== Material provided ==

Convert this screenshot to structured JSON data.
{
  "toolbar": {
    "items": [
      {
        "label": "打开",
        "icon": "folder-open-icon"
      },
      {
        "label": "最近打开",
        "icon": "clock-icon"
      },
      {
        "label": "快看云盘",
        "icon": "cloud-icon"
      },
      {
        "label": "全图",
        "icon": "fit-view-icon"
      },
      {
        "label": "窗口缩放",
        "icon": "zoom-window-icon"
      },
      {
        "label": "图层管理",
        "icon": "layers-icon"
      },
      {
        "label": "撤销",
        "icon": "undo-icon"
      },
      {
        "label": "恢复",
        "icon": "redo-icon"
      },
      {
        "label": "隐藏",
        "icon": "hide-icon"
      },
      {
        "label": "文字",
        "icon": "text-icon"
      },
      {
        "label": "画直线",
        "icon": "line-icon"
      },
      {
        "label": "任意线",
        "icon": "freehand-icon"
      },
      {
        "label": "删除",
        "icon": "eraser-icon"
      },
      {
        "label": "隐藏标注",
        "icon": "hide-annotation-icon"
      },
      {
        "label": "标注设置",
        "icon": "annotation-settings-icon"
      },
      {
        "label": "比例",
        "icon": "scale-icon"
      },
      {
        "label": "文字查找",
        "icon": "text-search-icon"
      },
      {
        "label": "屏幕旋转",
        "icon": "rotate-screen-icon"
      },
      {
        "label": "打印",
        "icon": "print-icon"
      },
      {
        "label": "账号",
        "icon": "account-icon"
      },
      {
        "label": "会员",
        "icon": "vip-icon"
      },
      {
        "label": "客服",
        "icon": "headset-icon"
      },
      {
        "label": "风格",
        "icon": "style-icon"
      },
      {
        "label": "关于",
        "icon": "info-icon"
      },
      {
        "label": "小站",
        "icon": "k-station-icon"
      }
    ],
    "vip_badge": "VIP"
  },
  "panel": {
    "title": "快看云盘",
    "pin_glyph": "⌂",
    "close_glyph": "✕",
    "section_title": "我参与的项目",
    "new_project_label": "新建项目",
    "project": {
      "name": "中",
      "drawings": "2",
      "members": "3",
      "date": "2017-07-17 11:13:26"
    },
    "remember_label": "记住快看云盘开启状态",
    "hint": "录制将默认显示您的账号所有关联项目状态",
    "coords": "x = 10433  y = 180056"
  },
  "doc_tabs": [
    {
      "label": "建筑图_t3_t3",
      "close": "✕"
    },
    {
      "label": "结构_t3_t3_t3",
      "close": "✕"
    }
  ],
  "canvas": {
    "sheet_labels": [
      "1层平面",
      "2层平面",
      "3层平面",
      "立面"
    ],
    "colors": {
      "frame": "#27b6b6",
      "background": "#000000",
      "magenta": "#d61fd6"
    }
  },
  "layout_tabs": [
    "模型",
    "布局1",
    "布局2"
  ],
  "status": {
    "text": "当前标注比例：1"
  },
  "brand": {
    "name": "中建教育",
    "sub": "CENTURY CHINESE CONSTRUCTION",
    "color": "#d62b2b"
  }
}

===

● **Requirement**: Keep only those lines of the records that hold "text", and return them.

● **Finished exercise**:
        "icon": "text-icon"
        "icon": "text-search-icon"
    "text": "当前标注比例：1"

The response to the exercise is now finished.